_Directions for this task:_
Every entry is to be returned unchanged, and no picture is to be included.

_Input material:_
________
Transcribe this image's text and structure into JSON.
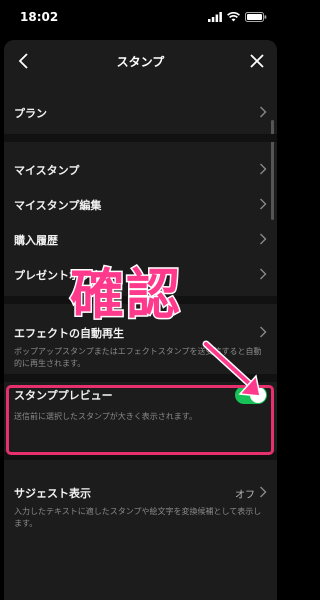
{
  "status": {
    "time": "18:02"
  },
  "nav": {
    "title": "スタンプ"
  },
  "rows": {
    "plan": {
      "label": "プラン"
    },
    "my_stamp": {
      "label": "マイスタンプ"
    },
    "my_stamp_edit": {
      "label": "マイスタンプ編集"
    },
    "purchase_history": {
      "label": "購入履歴"
    },
    "present_box": {
      "label": "プレゼントボックス"
    },
    "effect_autoplay": {
      "label": "エフェクトの自動再生",
      "desc": "ポップアップスタンプまたはエフェクトスタンプを送受信すると自動的に再生されます。"
    },
    "stamp_preview": {
      "label": "スタンププレビュー",
      "desc": "送信前に選択したスタンプが大きく表示されます。",
      "enabled": true
    },
    "suggest": {
      "label": "サジェスト表示",
      "value": "オフ",
      "desc": "入力したテキストに適したスタンプや絵文字を変換候補として表示します。"
    }
  },
  "annotation": {
    "text": "確認"
  },
  "colors": {
    "toggle_on": "#18c158",
    "highlight": "#e8306f",
    "annotation": "#ff3a8c"
  }
}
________
_Exercise solution:_
Transcribe this image's text and structure into JSON.
{
  "status": {
    "time": "18:02"
  },
  "nav": {
    "title": "スタンプ"
  },
  "rows": {
    "plan": {
      "label": "プラン"
    },
    "my_stamp": {
      "label": "マイスタンプ"
    },
    "my_stamp_edit": {
      "label": "マイスタンプ編集"
    },
    "purchase_history": {
      "label": "購入履歴"
    },
    "present_box": {
      "label": "プレゼントボックス"
    },
    "effect_autoplay": {
      "label": "エフェクトの自動再生",
      "desc": "ポップアップスタンプまたはエフェクトスタンプを送受信すると自動的に再生されます。"
    },
    "stamp_preview": {
      "label": "スタンププレビュー",
      "desc": "送信前に選択したスタンプが大きく表示されます。",
      "enabled": true
    },
    "suggest": {
      "label": "サジェスト表示",
      "value": "オフ",
      "desc": "入力したテキストに適したスタンプや絵文字を変換候補として表示します。"
    }
  },
  "annotation": {
    "text": "確認"
  },
  "colors": {
    "toggle_on": "#18c158",
    "highlight": "#e8306f",
    "annotation": "#ff3a8c"
  }
}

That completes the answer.